A merger is a highly complex and delicate ballet, and certainly one of the toughest branding decisions of any merger continues to be the selection of an official flight beverage. Consider how pivotal it is to pick the correct soda. In the process of stitching distinct corporate cultures together into one seamless whole, you have the job of integrating the work of thousands of employees, equipment, technology, unions, etc.

Nevertheless, someone in the Delta hierarchy will still be faced with the unenviable assignment of selecting a cross-platform cola.

According to The Atlanta Journal-Constitution, Delta serves Coca-Cola drinks and Northwest serves Pepsi, but only one will be chosen as the sole beverage provider. In 2007 Delta & Northwest together carried 129.5 million passengers. At stake is a lot of carbonation. What will Delta's decision maker base the selection on? Customer preference? Cost? Relationships? Brand equity? Image alignment? Fizziness?

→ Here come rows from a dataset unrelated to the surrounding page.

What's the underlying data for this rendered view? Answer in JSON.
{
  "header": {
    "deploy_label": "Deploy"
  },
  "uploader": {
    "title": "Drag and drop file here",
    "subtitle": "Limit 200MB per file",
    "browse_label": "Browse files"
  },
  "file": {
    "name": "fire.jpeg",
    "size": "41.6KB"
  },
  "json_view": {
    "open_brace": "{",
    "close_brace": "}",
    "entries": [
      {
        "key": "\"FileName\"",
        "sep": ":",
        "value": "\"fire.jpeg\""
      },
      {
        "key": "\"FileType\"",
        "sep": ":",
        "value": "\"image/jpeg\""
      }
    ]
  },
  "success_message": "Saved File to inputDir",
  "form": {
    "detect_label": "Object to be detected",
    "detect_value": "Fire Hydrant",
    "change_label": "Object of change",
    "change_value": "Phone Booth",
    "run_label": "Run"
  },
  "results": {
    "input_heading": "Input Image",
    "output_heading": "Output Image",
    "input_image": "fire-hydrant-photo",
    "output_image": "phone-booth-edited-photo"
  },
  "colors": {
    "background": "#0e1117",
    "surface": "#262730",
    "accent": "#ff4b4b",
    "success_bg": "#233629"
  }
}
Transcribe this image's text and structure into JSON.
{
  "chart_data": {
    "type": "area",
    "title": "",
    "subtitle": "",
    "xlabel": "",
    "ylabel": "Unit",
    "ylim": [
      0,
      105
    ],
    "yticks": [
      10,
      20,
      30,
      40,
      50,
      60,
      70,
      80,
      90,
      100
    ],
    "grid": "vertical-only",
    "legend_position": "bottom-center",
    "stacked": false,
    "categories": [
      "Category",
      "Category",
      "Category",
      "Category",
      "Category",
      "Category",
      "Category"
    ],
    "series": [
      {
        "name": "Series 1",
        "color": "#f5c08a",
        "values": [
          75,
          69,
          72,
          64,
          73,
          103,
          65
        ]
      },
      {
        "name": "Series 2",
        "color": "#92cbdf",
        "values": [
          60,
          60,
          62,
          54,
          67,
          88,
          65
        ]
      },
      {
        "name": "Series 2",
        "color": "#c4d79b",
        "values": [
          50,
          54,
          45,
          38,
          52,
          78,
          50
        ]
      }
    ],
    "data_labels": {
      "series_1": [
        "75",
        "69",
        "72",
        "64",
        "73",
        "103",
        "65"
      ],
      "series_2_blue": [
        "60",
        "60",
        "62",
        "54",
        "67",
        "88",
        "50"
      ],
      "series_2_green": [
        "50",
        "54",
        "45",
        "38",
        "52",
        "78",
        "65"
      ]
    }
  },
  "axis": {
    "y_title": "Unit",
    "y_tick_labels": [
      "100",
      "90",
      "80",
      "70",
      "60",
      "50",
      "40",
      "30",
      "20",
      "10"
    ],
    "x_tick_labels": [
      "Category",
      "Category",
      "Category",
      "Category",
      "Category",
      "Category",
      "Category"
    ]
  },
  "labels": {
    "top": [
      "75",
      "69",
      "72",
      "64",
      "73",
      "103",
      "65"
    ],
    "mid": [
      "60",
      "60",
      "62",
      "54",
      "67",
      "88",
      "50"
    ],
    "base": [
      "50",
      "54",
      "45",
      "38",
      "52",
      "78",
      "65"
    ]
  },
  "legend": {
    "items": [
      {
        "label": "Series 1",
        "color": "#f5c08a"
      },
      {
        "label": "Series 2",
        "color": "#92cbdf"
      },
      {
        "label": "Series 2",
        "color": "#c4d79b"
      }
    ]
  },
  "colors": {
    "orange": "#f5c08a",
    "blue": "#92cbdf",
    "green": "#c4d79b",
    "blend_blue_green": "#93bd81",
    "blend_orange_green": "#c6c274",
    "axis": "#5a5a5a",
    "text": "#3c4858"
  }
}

Interestingly, it was only in 1993 that Northwest staked out the high ground in the airline cola wars by becoming the first major carrier to offer fliers a choice of Pepsi or Coke This early exercise in à la carte marketing took choice to the next level. Still, probably we'll never know for certain just how many passengers decided to fly Northwest because of its adoption of CBO, or the Cola Beverage Option.

So will it be Delta's Atlanta-based Coca-Cola or Northwest's Purchase-based Pepsi? Currently, Coca-Cola controls most of the carrier cola market. My guess is that that will not change much anytime soon.

Airline Futurist • Miami •